As Israel and the Palestinians slid down the slippery slope of revenge violence once again, one bright star appeared over the Middle East this week.
It was a short speech by the UN secretary-general at the Arab summit that said far more than any American president would dare say.
Kofi Annan, who is quite capable of filling the diplomatic vacuum left by President Bush's hands-off stance toward Mideast peace, displayed the kind of even-handed wisdom needed to resolve the Palestinian-Israeli dispute.
He accused Israel of inflicting "collective punishment" on the Palestinian people by shutting off their economy and of administering an "excessively harsh response" to street violence in Palestinian areas. By cutting off the West Bank and Gaza, Israel has blocked deliveries of medicine, food, and fuel.
But this soft-spoken African diplomat, who was just endorsed by Mr. Bush for a second term as UN chief, also told 22 Arab leaders that "Israel has a right, enshrined in numerous UN resolutions, to exist in safety within internationally recognized borders." Arab interests would fare better "if many Israelis did not believe that their existence was under threat."
Annan spoke just as the United States was using its veto power in the UN Security Council to block a resolution backing a UN observer force to help protect Palestinians.
The US was following Israel's wish not to "internationalize" the peace process, a process in which Israel has the upper hand. But it is just this sort of American one-sidedness that drives the frustrations of Palestinians and convinces them that the US cannot be an honest broker.
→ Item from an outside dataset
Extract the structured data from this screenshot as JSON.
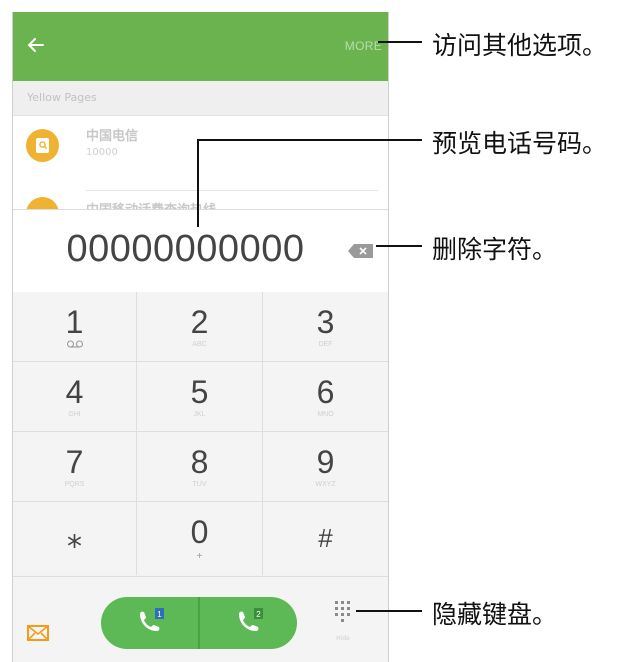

Even President Clinton's Mideast envoy, Dennis Ross, backs the idea of the US stepping back for now. The past six months of violence has all but ended a decade of peace-making. Israel has elected a hard-liner, Ariel Sharon, as prime minister, and Yasser Arafat hasn't done enough to end Palestinian violence.
The US once supported UN Security Council Resolution 242, which for decades as been considered by most countries as the basis for a settlement. But it has since tried to mediate detailed bargains between the two sides.
As a guarantor of Israel's security, the US does have a strong role to play in peace talks.
But letting the Europeans or the UN now have a role might be a way to bring new ideas and new incentives that can break the cycle of hatred and violence.
(c) Copyright 2001. The Christian Science Monitor